In its statement, Cricket Tasmania said the allegations came to light after theft charges were levelled against the employee in mid-2018, but no complaint was lodged in November 2017.
In an investigation, it was found out that the interaction was consensual, private, and was done only once, Cricket Tasmania chairman Andrew Gaggin said.
“Cricket Tasmania clearly does not condone this type of behaviour and addressed the matter directly with Tim Paine. However, because of the consensual nature of the actions, it was determined that no further action was required or appropriate,” it added.
However, Paine felt it was in the best interests of his family and Australian cricket to take this decision to step down as captain, CA Chairman Richard Freudenstein said.
Reading out the entire statement to the press, Paine said, “As background on my decision, nearly four years ago, I was involved in a text exchange with a then-colleague. At the time, the exchange was the subject of a thorough CA Integrity Unit investigation, throughout which I fully participated in and openly participated in.
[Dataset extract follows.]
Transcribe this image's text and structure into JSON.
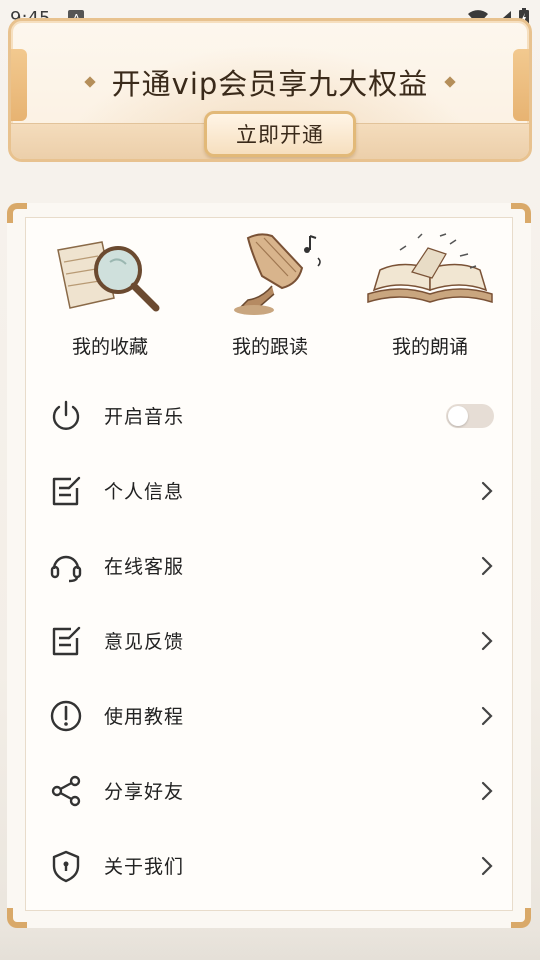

“That investigation and a Cricket Tasmania HR investigation at the same time found that there had been no breach of the Cricket Australia Code of Conduct. Although exonerated, I deeply regretted this incident at the time, and still do today. I spoke to my wife and family at the time and am enormously grateful for their forgiveness and support. We thought this incident was behind us and that I could focus entirely on the team, as I have done for the last three or four years.
“However, I recently became aware that this private text exchange was going to become public. On reflection, my actions in 2017 do not meet the standard of an Australian cricket captain, or the wider community. I am deeply sorry for the hurt and pain that I have caused to my wife, my family, and to the other party. I am sorry for any damage that this does to the reputation of our sport.
Paine felt resignation was the only option left with him and apologised to teammates and supporters. “I believe that it is the right decision for me to stand down as captain, effective immediately,” he said. I do not want this to become an unwelcome disruption to the team ahead of what is a huge Ashes series.”
“It’s been the greatest privilege of my sporting life to lead the Australian men’s test team. I am grateful for the support of my teammates and proud of what we have been able to achieve together.
“To them, I ask for their understanding and forgiveness. To Australian cricket fans, I am deeply sorry that my past behaviour has impacted our game on the eve of the Ashes. For the disappointment I have caused to fans and the entire cricket community, I apologise.
“I have been blessed with a wonderful, loving and supportive family, and it breaks my heart to know how much I have let them down. They have always stood by me, been my most loyal fans, and I’m indebted to them for their support.
“I will remain a committed member of the Australian cricket team and look forward with anticipation to what is a huge Ashes tour.”